It's a common cry when it comes to government expenditure: "How are we going to pay for it?"
In some ways, this question is a reflection of the narrow debate that Australia has been confined to for the past few decades, in which government accounts were dishonestly treated as though they were household budgets. This was a political over-simplification of government debt that softened the public up to accept massive cutbacks as necessary, when they weren't.
But governments have countless more levers they can pull if, like now, they need to drastically increase spending. Australia's interest rates are at their lowest levels, due in part to the long-term absence of government spending. It means debt has never been cheaper to pay off.
Even after the pandemic, Tasmania's net debt levels will still be incredibly low by international standards.

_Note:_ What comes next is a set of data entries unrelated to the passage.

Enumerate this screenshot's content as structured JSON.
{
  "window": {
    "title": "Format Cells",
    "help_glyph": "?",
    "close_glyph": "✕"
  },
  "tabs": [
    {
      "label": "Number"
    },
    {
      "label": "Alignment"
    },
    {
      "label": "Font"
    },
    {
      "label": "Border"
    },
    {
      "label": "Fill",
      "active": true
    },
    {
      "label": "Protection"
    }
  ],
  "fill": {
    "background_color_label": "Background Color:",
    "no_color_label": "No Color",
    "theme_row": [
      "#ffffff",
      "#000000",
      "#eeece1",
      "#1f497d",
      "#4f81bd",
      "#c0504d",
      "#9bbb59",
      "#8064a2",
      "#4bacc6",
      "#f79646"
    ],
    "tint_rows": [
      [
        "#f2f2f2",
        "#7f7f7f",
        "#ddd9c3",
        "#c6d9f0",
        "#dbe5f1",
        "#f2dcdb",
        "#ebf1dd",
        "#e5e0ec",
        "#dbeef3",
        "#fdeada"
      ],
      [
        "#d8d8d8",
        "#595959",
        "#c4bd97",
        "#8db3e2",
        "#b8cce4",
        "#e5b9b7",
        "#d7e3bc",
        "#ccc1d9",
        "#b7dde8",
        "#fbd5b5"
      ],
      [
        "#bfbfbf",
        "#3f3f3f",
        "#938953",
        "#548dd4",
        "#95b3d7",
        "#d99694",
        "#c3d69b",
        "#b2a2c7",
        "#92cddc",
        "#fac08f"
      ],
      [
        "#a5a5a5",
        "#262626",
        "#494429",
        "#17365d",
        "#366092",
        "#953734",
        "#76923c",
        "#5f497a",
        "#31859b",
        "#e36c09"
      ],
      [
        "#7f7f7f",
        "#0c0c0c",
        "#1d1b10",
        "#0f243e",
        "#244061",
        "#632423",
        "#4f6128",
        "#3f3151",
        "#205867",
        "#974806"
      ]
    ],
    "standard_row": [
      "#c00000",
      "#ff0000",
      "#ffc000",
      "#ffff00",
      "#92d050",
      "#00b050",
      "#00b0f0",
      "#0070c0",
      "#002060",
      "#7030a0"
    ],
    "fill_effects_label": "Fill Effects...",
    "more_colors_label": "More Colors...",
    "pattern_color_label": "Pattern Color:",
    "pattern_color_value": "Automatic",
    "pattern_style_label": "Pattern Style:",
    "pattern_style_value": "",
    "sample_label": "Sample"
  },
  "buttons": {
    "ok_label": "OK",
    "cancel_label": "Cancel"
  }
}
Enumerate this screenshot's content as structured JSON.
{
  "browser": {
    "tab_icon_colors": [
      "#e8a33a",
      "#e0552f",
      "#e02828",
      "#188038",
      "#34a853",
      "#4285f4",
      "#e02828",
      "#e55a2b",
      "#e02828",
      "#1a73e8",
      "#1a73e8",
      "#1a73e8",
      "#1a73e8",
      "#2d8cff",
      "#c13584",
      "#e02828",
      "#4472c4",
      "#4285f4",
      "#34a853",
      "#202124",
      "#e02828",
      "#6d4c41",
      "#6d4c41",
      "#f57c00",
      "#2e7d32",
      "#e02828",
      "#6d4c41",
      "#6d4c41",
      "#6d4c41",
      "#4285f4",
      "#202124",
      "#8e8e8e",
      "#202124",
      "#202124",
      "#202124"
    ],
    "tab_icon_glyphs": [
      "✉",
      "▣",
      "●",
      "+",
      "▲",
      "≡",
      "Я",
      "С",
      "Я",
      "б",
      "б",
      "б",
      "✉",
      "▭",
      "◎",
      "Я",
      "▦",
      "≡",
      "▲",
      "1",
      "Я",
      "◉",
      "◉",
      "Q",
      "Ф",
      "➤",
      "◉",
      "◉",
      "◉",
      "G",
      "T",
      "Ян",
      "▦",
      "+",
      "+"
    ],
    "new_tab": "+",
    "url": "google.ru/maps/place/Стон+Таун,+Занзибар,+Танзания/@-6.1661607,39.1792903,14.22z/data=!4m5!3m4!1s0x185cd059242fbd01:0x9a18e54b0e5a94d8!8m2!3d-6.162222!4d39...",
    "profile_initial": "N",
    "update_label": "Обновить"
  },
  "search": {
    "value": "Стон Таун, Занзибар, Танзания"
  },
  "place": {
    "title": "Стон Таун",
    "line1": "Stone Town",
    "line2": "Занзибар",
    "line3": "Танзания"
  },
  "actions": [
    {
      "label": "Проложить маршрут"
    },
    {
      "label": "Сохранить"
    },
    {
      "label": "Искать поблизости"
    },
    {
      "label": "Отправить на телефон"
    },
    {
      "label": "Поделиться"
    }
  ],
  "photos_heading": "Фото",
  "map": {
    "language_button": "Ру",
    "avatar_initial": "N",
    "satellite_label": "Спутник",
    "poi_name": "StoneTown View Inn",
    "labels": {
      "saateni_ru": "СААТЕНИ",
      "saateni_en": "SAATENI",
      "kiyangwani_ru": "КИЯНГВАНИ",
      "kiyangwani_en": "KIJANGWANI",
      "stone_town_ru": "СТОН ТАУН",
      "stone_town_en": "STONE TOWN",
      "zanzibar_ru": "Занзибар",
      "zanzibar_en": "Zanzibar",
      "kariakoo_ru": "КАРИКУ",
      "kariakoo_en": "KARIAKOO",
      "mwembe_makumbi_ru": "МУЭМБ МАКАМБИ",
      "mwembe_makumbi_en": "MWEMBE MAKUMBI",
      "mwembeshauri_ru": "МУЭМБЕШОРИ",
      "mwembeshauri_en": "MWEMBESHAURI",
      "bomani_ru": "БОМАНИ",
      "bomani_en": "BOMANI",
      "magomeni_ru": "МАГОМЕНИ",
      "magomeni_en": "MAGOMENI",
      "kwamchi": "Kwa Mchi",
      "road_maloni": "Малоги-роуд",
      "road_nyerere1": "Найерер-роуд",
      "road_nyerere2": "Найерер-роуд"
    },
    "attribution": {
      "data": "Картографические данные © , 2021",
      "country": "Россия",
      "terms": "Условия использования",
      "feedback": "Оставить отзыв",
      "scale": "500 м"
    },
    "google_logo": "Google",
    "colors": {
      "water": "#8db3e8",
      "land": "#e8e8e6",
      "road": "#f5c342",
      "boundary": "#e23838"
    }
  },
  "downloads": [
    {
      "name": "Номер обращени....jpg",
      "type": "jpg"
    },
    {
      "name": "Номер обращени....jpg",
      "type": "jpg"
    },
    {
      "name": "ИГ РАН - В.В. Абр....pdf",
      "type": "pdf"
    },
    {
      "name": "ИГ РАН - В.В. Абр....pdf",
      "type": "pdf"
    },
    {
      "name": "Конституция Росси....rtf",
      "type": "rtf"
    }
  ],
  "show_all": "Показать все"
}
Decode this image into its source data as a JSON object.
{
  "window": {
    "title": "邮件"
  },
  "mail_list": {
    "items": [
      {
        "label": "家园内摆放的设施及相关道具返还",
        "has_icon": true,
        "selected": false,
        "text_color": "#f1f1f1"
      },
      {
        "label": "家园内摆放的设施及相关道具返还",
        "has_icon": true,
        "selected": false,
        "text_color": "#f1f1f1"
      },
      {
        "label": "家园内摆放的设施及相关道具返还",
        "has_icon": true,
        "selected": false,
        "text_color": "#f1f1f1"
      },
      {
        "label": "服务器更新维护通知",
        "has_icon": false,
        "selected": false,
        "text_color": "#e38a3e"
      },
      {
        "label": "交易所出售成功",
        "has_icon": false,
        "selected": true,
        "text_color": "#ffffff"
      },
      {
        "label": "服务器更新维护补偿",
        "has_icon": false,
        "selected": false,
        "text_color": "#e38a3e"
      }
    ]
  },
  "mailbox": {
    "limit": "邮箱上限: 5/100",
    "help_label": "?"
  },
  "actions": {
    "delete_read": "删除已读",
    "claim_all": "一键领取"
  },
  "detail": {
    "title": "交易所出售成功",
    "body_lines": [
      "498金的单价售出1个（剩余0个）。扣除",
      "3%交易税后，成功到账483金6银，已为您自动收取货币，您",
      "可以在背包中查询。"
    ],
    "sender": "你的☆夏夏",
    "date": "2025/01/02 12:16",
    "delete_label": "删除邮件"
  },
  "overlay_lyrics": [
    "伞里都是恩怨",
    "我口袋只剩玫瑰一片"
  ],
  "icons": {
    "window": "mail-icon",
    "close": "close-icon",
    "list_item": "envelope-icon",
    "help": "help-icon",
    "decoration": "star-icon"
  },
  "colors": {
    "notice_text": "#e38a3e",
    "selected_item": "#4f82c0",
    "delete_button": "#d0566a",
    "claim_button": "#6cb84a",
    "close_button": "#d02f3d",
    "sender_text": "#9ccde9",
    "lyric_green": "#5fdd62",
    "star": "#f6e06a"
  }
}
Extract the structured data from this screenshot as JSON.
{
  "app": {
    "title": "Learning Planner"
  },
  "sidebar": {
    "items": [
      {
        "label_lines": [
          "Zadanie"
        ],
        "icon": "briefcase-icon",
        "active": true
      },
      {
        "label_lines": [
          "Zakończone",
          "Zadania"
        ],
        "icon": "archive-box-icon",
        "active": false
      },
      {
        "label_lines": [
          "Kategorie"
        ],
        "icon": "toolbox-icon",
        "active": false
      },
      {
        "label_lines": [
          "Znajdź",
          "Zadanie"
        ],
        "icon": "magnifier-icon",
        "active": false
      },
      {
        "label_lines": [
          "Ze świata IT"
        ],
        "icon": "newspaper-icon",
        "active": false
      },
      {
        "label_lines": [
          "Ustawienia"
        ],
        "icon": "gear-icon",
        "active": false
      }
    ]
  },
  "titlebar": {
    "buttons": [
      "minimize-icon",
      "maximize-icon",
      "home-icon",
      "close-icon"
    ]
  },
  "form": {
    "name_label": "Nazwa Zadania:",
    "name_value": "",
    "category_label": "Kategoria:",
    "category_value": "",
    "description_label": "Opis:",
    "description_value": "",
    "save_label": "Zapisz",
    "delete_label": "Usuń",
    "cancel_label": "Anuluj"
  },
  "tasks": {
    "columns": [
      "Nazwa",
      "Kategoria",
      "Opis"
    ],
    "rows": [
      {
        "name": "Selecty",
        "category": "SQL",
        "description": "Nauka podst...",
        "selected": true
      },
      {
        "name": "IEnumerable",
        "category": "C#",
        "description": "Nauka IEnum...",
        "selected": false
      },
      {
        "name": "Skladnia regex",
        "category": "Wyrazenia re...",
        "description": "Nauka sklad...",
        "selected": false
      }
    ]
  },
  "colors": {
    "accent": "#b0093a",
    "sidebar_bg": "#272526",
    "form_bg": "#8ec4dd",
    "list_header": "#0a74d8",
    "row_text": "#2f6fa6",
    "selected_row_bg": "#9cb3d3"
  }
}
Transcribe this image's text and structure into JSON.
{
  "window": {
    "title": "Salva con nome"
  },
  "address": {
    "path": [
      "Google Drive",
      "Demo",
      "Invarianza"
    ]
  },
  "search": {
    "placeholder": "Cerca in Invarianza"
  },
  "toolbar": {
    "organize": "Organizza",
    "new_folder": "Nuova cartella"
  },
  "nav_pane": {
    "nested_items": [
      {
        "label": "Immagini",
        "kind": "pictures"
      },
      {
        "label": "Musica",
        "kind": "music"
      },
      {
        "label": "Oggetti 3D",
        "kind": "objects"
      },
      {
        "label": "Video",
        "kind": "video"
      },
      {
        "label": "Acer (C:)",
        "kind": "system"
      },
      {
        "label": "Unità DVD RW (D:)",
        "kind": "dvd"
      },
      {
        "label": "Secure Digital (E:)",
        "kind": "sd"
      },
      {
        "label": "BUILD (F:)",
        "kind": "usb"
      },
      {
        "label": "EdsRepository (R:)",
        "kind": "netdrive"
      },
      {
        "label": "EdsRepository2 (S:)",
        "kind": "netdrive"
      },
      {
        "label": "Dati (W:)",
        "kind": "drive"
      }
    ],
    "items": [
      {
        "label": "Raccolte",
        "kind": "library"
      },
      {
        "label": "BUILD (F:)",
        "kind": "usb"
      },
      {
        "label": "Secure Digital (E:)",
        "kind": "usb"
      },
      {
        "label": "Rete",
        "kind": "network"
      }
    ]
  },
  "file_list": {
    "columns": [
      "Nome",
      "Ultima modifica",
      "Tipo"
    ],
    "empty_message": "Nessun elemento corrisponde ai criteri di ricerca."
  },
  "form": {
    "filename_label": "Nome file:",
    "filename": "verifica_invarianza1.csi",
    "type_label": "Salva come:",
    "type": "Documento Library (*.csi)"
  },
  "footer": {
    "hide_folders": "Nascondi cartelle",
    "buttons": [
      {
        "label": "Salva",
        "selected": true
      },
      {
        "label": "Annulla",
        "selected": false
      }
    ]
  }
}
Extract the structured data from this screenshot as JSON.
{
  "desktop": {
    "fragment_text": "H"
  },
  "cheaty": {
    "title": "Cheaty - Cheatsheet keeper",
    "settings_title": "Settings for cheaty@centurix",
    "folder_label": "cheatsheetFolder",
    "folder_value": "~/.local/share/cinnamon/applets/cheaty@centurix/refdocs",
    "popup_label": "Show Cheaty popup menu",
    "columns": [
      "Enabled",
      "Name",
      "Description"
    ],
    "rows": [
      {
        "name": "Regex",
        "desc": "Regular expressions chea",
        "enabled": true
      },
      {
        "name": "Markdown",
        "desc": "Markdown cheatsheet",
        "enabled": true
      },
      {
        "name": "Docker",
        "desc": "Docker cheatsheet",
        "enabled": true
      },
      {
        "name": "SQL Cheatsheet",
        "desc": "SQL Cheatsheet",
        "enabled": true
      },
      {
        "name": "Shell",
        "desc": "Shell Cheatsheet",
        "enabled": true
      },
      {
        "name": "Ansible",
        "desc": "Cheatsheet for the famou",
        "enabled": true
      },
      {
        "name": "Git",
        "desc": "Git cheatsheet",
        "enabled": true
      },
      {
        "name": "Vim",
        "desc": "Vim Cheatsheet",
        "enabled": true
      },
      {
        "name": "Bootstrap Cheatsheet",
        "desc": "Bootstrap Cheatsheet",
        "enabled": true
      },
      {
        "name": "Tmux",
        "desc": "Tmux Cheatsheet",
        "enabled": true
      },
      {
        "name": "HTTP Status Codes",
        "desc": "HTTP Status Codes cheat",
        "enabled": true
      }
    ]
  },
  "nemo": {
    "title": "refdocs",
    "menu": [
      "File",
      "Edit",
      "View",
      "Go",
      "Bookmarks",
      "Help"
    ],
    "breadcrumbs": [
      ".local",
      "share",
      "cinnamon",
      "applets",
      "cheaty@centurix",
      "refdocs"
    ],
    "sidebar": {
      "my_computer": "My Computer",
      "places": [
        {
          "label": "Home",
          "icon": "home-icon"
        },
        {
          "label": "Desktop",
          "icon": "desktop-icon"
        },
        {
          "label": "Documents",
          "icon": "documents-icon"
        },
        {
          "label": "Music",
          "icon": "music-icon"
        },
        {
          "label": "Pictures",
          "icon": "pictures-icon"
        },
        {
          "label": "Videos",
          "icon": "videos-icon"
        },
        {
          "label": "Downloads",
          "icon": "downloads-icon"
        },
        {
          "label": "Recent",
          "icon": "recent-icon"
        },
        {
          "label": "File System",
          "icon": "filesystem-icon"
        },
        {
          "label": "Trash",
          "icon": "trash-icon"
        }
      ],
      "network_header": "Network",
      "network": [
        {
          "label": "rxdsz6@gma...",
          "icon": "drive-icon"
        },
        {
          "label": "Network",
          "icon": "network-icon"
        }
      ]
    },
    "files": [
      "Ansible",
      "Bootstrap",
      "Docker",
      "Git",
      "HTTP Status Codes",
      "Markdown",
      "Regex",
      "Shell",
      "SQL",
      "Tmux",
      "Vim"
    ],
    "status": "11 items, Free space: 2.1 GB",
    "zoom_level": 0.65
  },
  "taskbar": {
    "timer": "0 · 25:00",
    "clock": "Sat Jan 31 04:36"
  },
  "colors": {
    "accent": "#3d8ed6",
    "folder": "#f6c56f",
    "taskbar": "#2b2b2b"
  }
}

And we know from past experience that if governments fail to provide the necessary stimulus during and after economic downturns, then the extent of the crash is far more severe and long-lasting, and ultimately costs the government more.
So it's pleasing to hear the government is urgently pressing ahead with "the most aggressive construction project" in the state's history, as Premier Peter Gutwein describes it. It's an opportunity to update critical infrastructure that has been neglected in the mad scramble for a budget surplus: providing more public and social housing, and improving schools and transport routes. Our health sector can receive badly-needed investment, and first home buyers can be given a financial incentive to enter the market, filling the gap as property sales dry up.
It means our construction sector will continue to tick over, skilled workers will remain employed, and we can make Tasmania an even more attractive place to invest.
Much like how science has been at the forefront of our health policy response to the coronavirus, an economic response that has jobs and infrastructure at its heart - and not political grandstanding on debt and deficit - must be followed.
Let's take this rare opportunity to build a better and fairer state for all.